- place the patient in position, set the controls of the x-ray machine, and evaluate the quality of the radiographic image.
- provide patient instructions and respond to questions and requests in both routine and emergency situations.
- transport and assist the patient, and to move the x-ray machine and film to the desired position, including operation of equipment in the surgical suite and at the patient’s bedside.
Zoom Radiography Overview with Q & A: Is Radiography the right field for you?
While there is always a great deal of interest in the X-Ray (Rad Tech Program) the desire to join our program has doubled or tripled in the past year.
Our department is holding a few "Q & A" sessions for prospective students via Zoom. This is not a pre-admissions seminar nor is it strictly an advising session. Rather, we want to give an overview of our field, a day in the life of a radiographer, tour our website as well as the admissions page, and then answer any questions prospective students have.
Seating is limited per session mostly to cut back on time (i.e. 30 people each with
a question taking about 1 min per question = 30 mins just in questions).
Check back later for the date of the next Q & A session.
Students applying to the Radiologic Technology program are required to attend one Pre-Admission Seminar within three years prior to the application deadline (February 1st).
This seminar is an important and informative time when a Radiologic Technology instructor will describe the Radiologic Technology Program and the process for admission to this specific program. In addition, you will have an opportunity to ask questions about the Radiologic Technology Program. Prospective students will receive and sign off on information pertaining to health forms, drug testing and criminal background checks.
The last two Pre-Admission Seminars for this academic year are scheduled as follows:
Friday, Dec. 16, 2pm - Newburgh Campus, Kaplan Building, KAP 101
The door will close promptly at the start of seminar. Latecomers cannot be accommodated. Plan to arrive early.

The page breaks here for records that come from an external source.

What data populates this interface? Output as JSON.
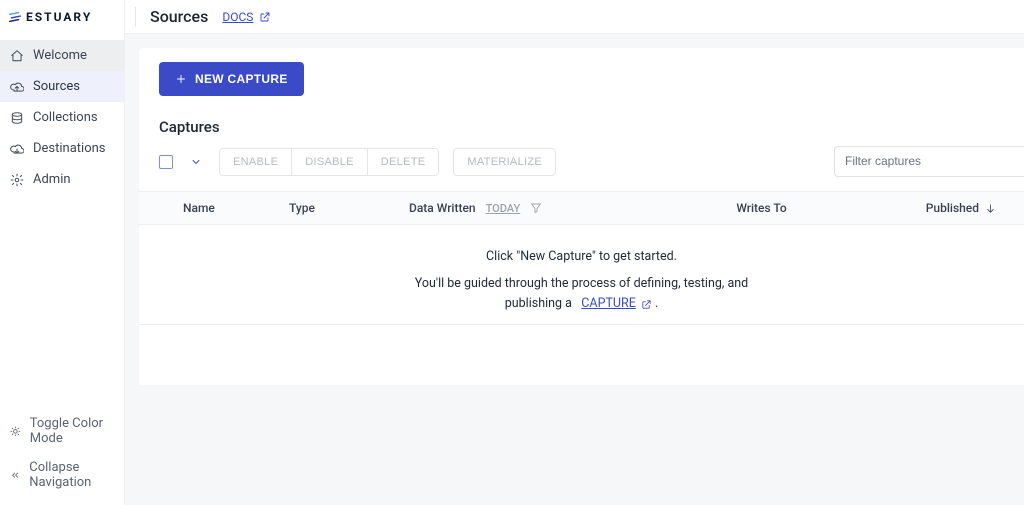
{
  "brand": "ESTUARY",
  "header": {
    "title": "Sources",
    "docs_label": "DOCS"
  },
  "sidebar": {
    "items": [
      {
        "label": "Welcome"
      },
      {
        "label": "Sources"
      },
      {
        "label": "Collections"
      },
      {
        "label": "Destinations"
      },
      {
        "label": "Admin"
      }
    ],
    "bottom": [
      {
        "label": "Toggle Color Mode"
      },
      {
        "label": "Collapse Navigation"
      }
    ]
  },
  "actions": {
    "new_capture": "NEW CAPTURE"
  },
  "section": {
    "title": "Captures"
  },
  "toolbar": {
    "enable": "ENABLE",
    "disable": "DISABLE",
    "delete": "DELETE",
    "materialize": "MATERIALIZE",
    "filter_placeholder": "Filter captures"
  },
  "columns": {
    "name": "Name",
    "type": "Type",
    "data_written": "Data Written",
    "data_written_period": "TODAY",
    "writes_to": "Writes To",
    "published": "Published"
  },
  "empty": {
    "line1": "Click \"New Capture\" to get started.",
    "line2a": "You'll be guided through the process of defining, testing, and",
    "line2b": "publishing a",
    "capture_link": "CAPTURE",
    "period": "."
  }
}
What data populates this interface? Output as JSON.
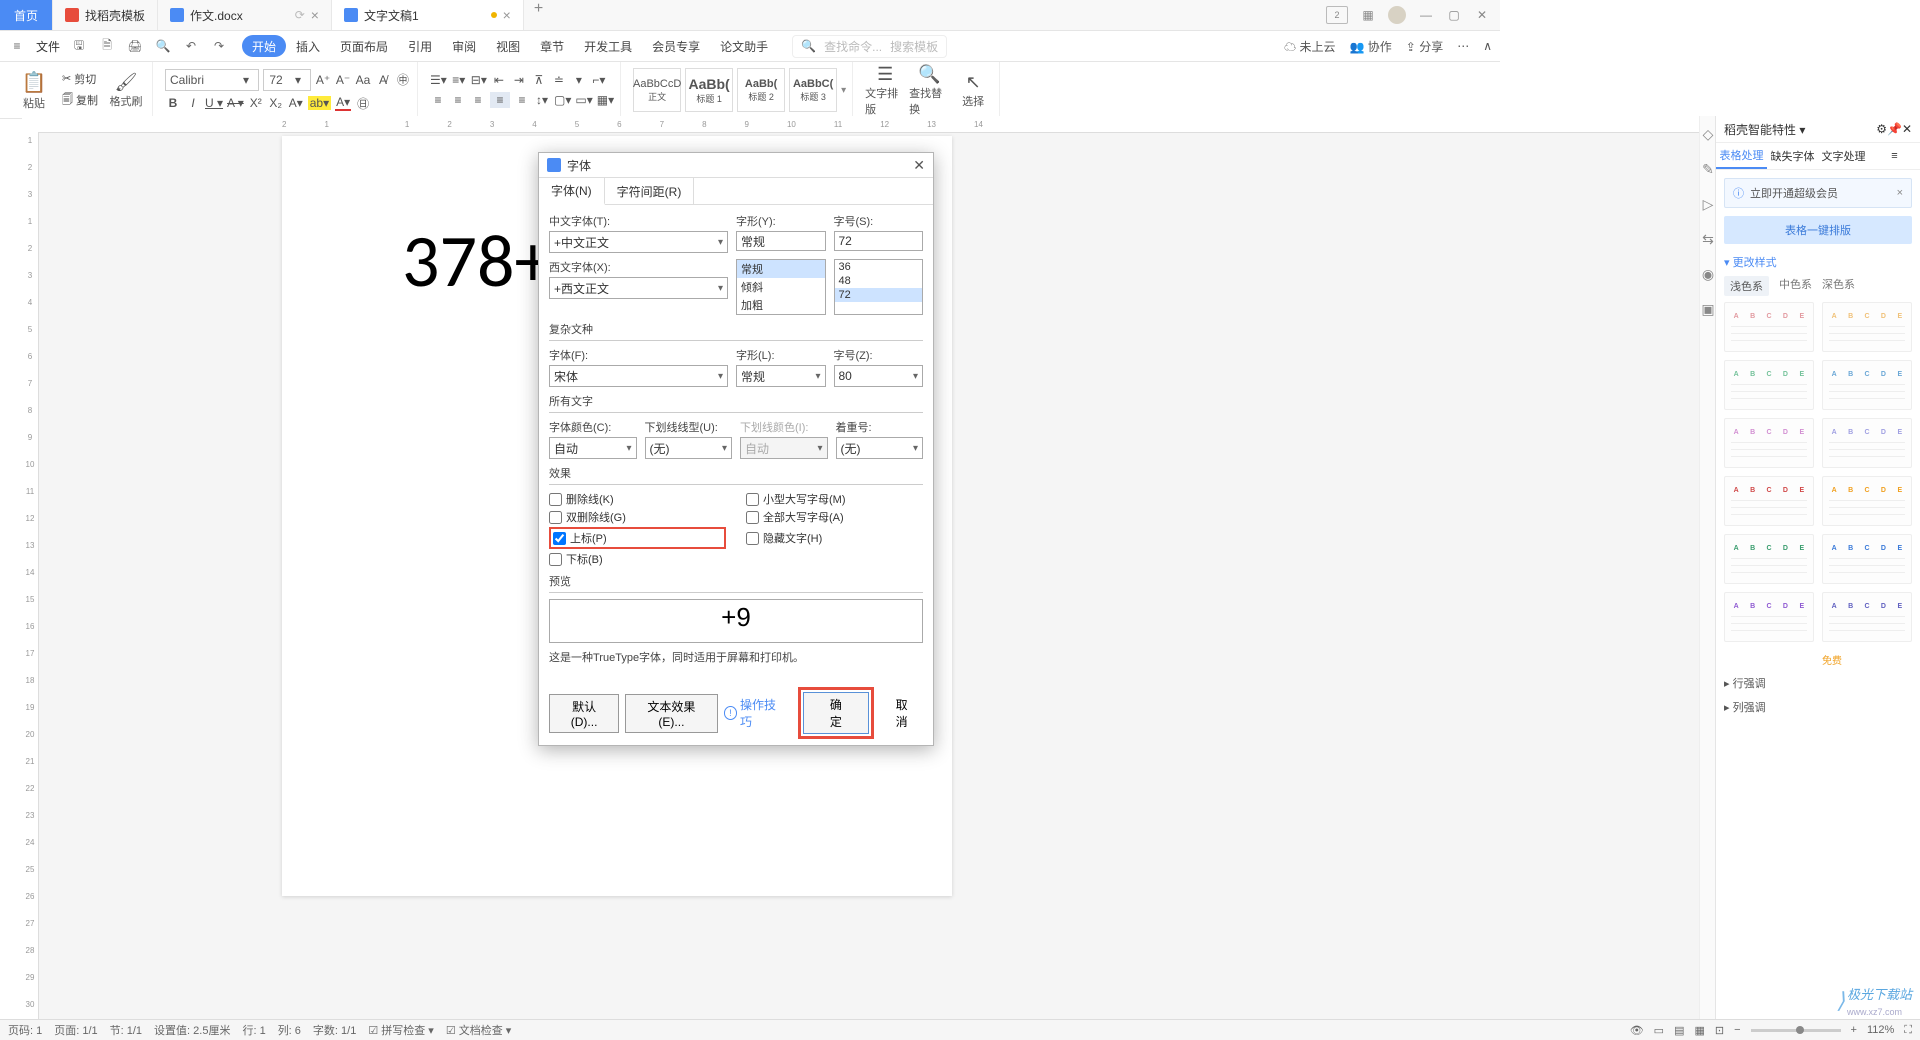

- Visit the Admissions website to view the Health Professions Admission Process
- Visit the Admissions website to view the Rad-Tech Resource Page (including Admission Requirements)
Optional Group Interview
The top 40 placing applicants found eligible during the admissions process will have the opportunity to participate in a group interview with the Diagnostic Imaging Department to earn up to an additional 15 points towards a seat in the program.
What should I wear?
Come dressed as you believe one should for an interview.
What will be asked during the interview?
The department will not list questions or post them. Just like a normal job interview there is an element of surprise and being "put on the spot" to respond to questions.
Can I bring someone with me?
No, only the applicant will be allowed into the group interview.
Can I record the interview?
No, due to other individuals involved there are no recordings allowed for privacy purposes. Furthermore, all phones must be turned off during the session.
What should I bring?
Come prepared as you believe one should for an interview.
What if I can't make any of the days and times offered?
If earning additional points or admission into the program is important you have to prioritize and pick from the days / times offered. That may mean calling out of work, using a personal day or getting a sitter if need be.
What if I miss the day I scheduled?
We will try to reschedule, but due to the fact we have MANY applicants, there is no guarantee another day will be available.